Ms Msingana-Ndlela also noted that it should be borne in mind that when GCIS introduced this programme to the local government and administration cluster it aimed at ensuring that these centres would act as information points where information on government could be accessed. However, they noted the concerns and comments raised by Members.
Mr Mogase (ANC) noted that it was imperative that Government should interact on a regular basis with young South Africans through their organised youth or student formations to ensure that they were orientated about SA and their role in it.
Mr Smith (IFP) asked what contingency plans were in place to prevent MIG grant rollovers since this financial year was almost over.
Ms Msingana-Ndlela explained that, amongst other things, what contributed to this was the decision to roll out the MIG in totality within the first year of its operation and not within the three-year period as was initially planned. However they had put in place operational structures to assist in gathering the necessary information and were also working very closely with grant managers to ensure that municipalities’ capacities were increased. This would ensure that they were able to present their business plans in time and were also able to verify their data information to better manage their capital budgets. However the difficulties brought about by the difference in accounting periods between the municipalities and the national government should be noted.
Mr Dorman (DA) asked how far the Department had come in filling vacant positions and what challenges confronted it in this regard.
Ms Msingana-Ndlela responded that they had systems in place to ensure that they recruited quality individuals in terms of public service standards to fill the posts and the process to do so was already in place.
Committee Annual Report
1. Name of the Committee
Mr Smith (IFP) proposed that the name of the previous Chairperson, Mr Y Carrim, be inserted in conjunction with the one of the present Chairperson of the Committee since the report also covered activities that were done under his Chairpersonship. The Committee concurred with the proposal.
3. Chairperson’s overview

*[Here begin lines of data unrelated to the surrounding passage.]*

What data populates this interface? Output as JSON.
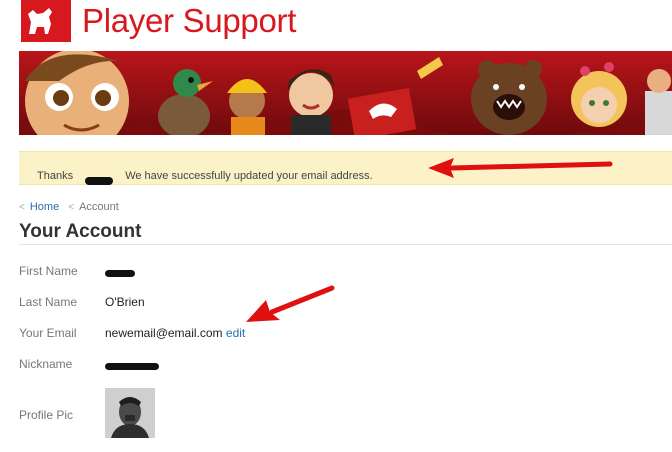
{
  "header": {
    "logo_text": "zynga",
    "title": "Player Support"
  },
  "notice": {
    "prefix": "Thanks",
    "message": "We have successfully updated your email address."
  },
  "breadcrumb": {
    "home": "Home",
    "current": "Account"
  },
  "page": {
    "title": "Your Account"
  },
  "account": {
    "first_name_label": "First Name",
    "last_name_label": "Last Name",
    "last_name_value": "O'Brien",
    "email_label": "Your Email",
    "email_value": "newemail@email.com",
    "email_edit": "edit",
    "nickname_label": "Nickname",
    "profile_pic_label": "Profile Pic"
  },
  "colors": {
    "brand": "#d7191f",
    "notice_bg": "#fbf3c7",
    "link": "#2b6cb0",
    "arrow": "#e01010"
  }
}
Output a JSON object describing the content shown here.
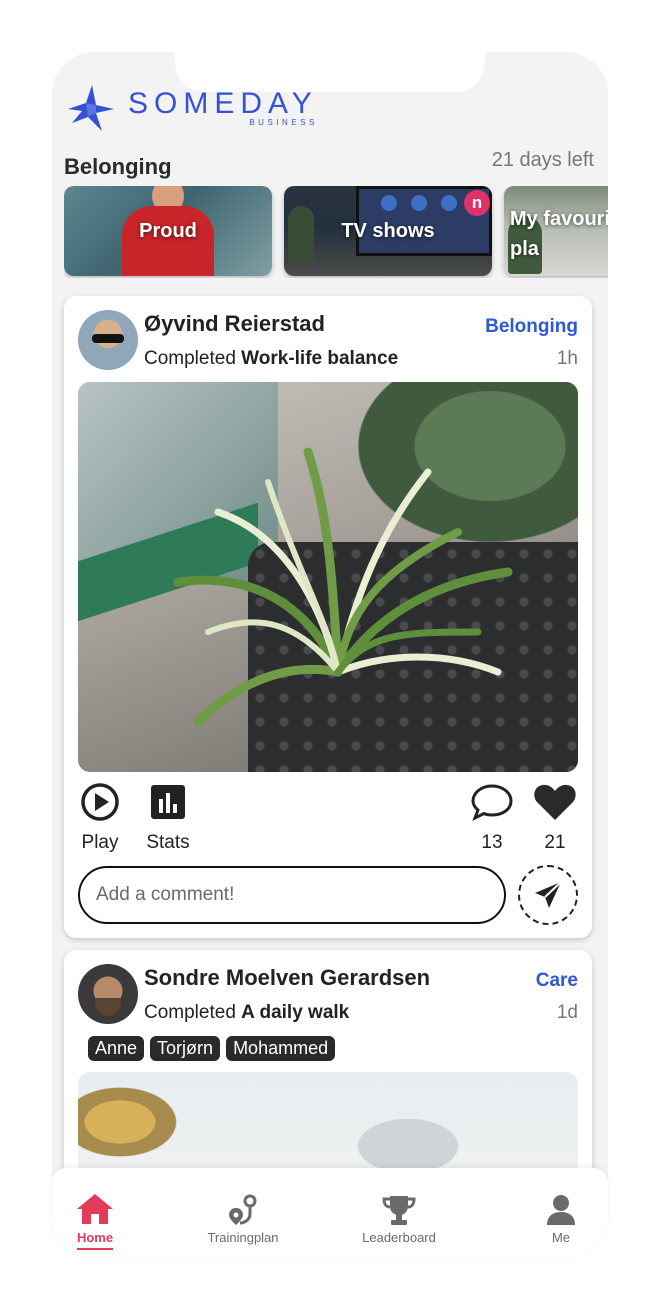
{
  "brand": {
    "name": "SOMEDAY",
    "sub": "BUSINESS",
    "color": "#3551d6"
  },
  "header": {
    "section_title": "Belonging",
    "days_left": "21 days left"
  },
  "categories": [
    {
      "label": "Proud"
    },
    {
      "label": "TV shows",
      "badge": "n"
    },
    {
      "label": "My favouri\npla"
    }
  ],
  "posts": [
    {
      "user_name": "Øyvind Reierstad",
      "completed_prefix": "Completed",
      "activity": "Work-life balance",
      "category": "Belonging",
      "time_ago": "1h",
      "actions": {
        "play": "Play",
        "stats": "Stats",
        "comments": "13",
        "likes": "21"
      },
      "comment_placeholder": "Add a comment!"
    },
    {
      "user_name": "Sondre Moelven Gerardsen",
      "completed_prefix": "Completed",
      "activity": "A daily walk",
      "category": "Care",
      "time_ago": "1d",
      "tags": [
        "Anne",
        "Torjørn",
        "Mohammed"
      ]
    }
  ],
  "nav": {
    "items": [
      {
        "label": "Home",
        "icon": "home-icon",
        "active": true
      },
      {
        "label": "Trainingplan",
        "icon": "route-icon"
      },
      {
        "label": "Leaderboard",
        "icon": "trophy-icon"
      },
      {
        "label": "Me",
        "icon": "user-icon"
      }
    ],
    "active_color": "#e23b5c"
  }
}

Mr Smith (IFP) proposed that the last sentence be expanded to make it clear what these different entities had to respond to in relation to local government.
4.2.1 Institutional Oversight
Mr Mshudulu (ANC) noted that the use of the plural form in the last sentence of par 4.2.1 while the Committee had only received a single briefing might cause confusion and asked that it be corrected.
Mr Smith (IFP) noted that the briefing that they had just received from the Department on the Intergovernmental Relations Framework Bill and the Medium Term Financial Statement was missing from the report and had to be inserted.
4.2.2 International / national visits
Mr Smith (IFP) said that while he acknowledged most of the visits in this paragraph were directly related to the Committee’s oversight functions, he wanted to know how the COSATU Conference related.
The Chairperson said that the conference would be debating, amongst other things, local government and the forthcoming elections. She further proposed that each page should be numbered accordingly.
The report was unanimously adopted, with amendments.
Committee Business Plan
The Chairperson took the Committee through the plan and asked the year to be changed from 2004 to 2005/2006 since the business plan related to the next fiscal year.
The plan was unanimously adopted, with amendments.
Committee Budget Proposal
The Chairperson took the Committee through the proposed budget for 2005/2006. The budget was unanimously adopted.
The meeting was adjourned.